In April 2019, the Event Horizon Telescope (EHT) Collaboration released the first image of a black hole. To accomplish this, the EHT used radio dishes across the globe simultaneously recording radio waves from near the black hole, synchronized by Global Positioning System (GPS) timing and referenced to atomic clocks for stability.EHT observations typically take place during a 10-12 day window with 5-6 days to be triggered when conditions are optimal. This project's goal is to use machine learning and/or prediction methods to help the EHT determine which nights should be triggered for global observations. This is an opportunity for students to work with EHT scientists and engineers on various aspects of black hole science in order to assess the probability that observations will lead to breakthrough results.
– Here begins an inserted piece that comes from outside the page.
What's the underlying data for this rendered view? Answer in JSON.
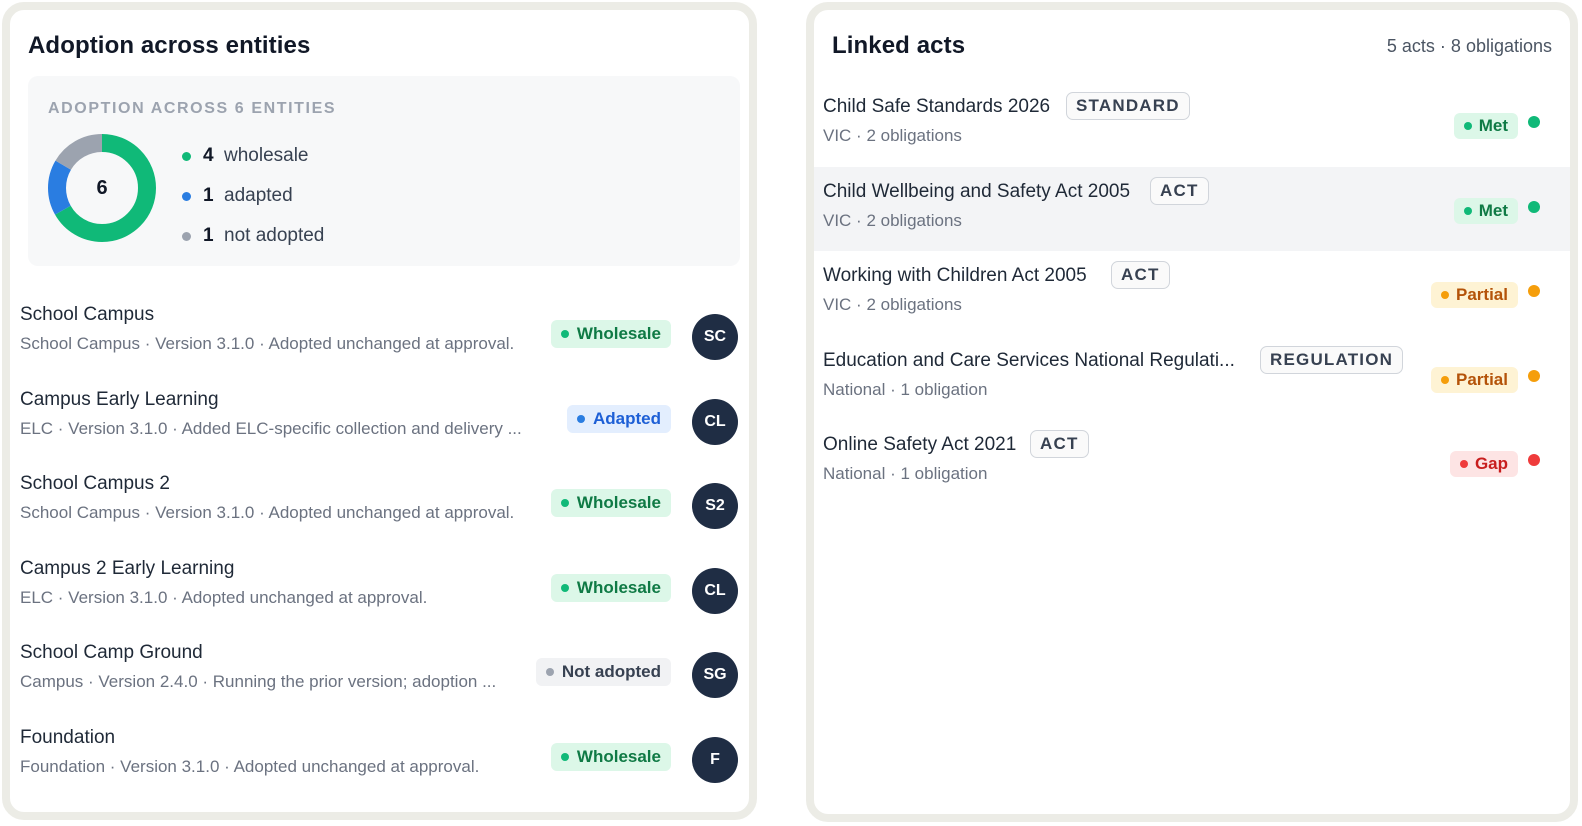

Deep learning frees us from feature engineering, but creates a new problem of “architecture engineering”. Numerous neural network architectures have been invented, but the design of architectures often feels more like an art than science. In this project, we investigate an efficient gradient-based search method called DARTS (Differentiable Architecture Search). DARTS is shown to require ~100x fewer GPU hours than previous methods like NASNet and AmoebaNet, and is competitive to the ENAS approach from Google Brain. We will compare DARTS to random search and state-of-the-art, hand-designed architectures such as ResNet.
Named Entity Disambiguation (NED), or Named Entity Linking, is a natural language processing (NLP) task which assigns a unique identity to entities mentioned in text. This can be helpful in text analysis. For example, a financial company may want to identify all companies mentioned within a news article, and subsequently investigate how the relations between the companies might affect the markets.
Deteriorating roads plague areas with highly volatile weather and budgetary constraints. It’s a constant challenge for municipal governments to keep ahead of the wear and tear as they catalogue and target hot spots to fix. In the U.S., most states only employ semi-automated methods for keeping track of road damage, and in other parts of the world, the process is completely manual, or foregone altogether. The costly and time-consuming procedure for collecting these data is only compounded by the fact that it must be done with relatively high frequency to ensure the data are up to date. This begs the question: can computer vision help?
If everything continues as planned, Somerville, Massachusetts — a city just outside of Boston — will be getting a new subway line in 2021. Though the new line is exciting, it may cause issues for the existing citywide resident on-street parking program. To address transportation planning questions, Somerville is conducting an audit of their parking supply. They have a good estimate of on-street parking capacity, but they have much less data about off-street parking. Their question is deceptively simple: how many residential units in Somerville have off-street parking?
One of the main challenges for Spotify is to recommend the right music to each user. Users' satisfaction can be monitored based on whether they skip the recommendation. Therefore the goal of a good recommender system is to show users content they like, and to minimize the probability that they will skip a song. In this project, we present the problem of sequential music recommendations.
The original question of our project was whether we could incorporate information from a knowledge base such as WikiData to improve performance on NER. We explore several methods for constructing type-specific vocabularies compiled from the knowledge base and show the non-triviality of compiling and cleaning this data. We then explore several methods of incorporating these vocabularies to learn an NER classifier trained on Wikipedia articles in a weakly supervised way. We demonstrate the challenges of incorporating non-contextual information in a setting where context is key. Lastly, we show how we can incorporate ideas from low resource neural machine translation to improve the generalizability of NER classification.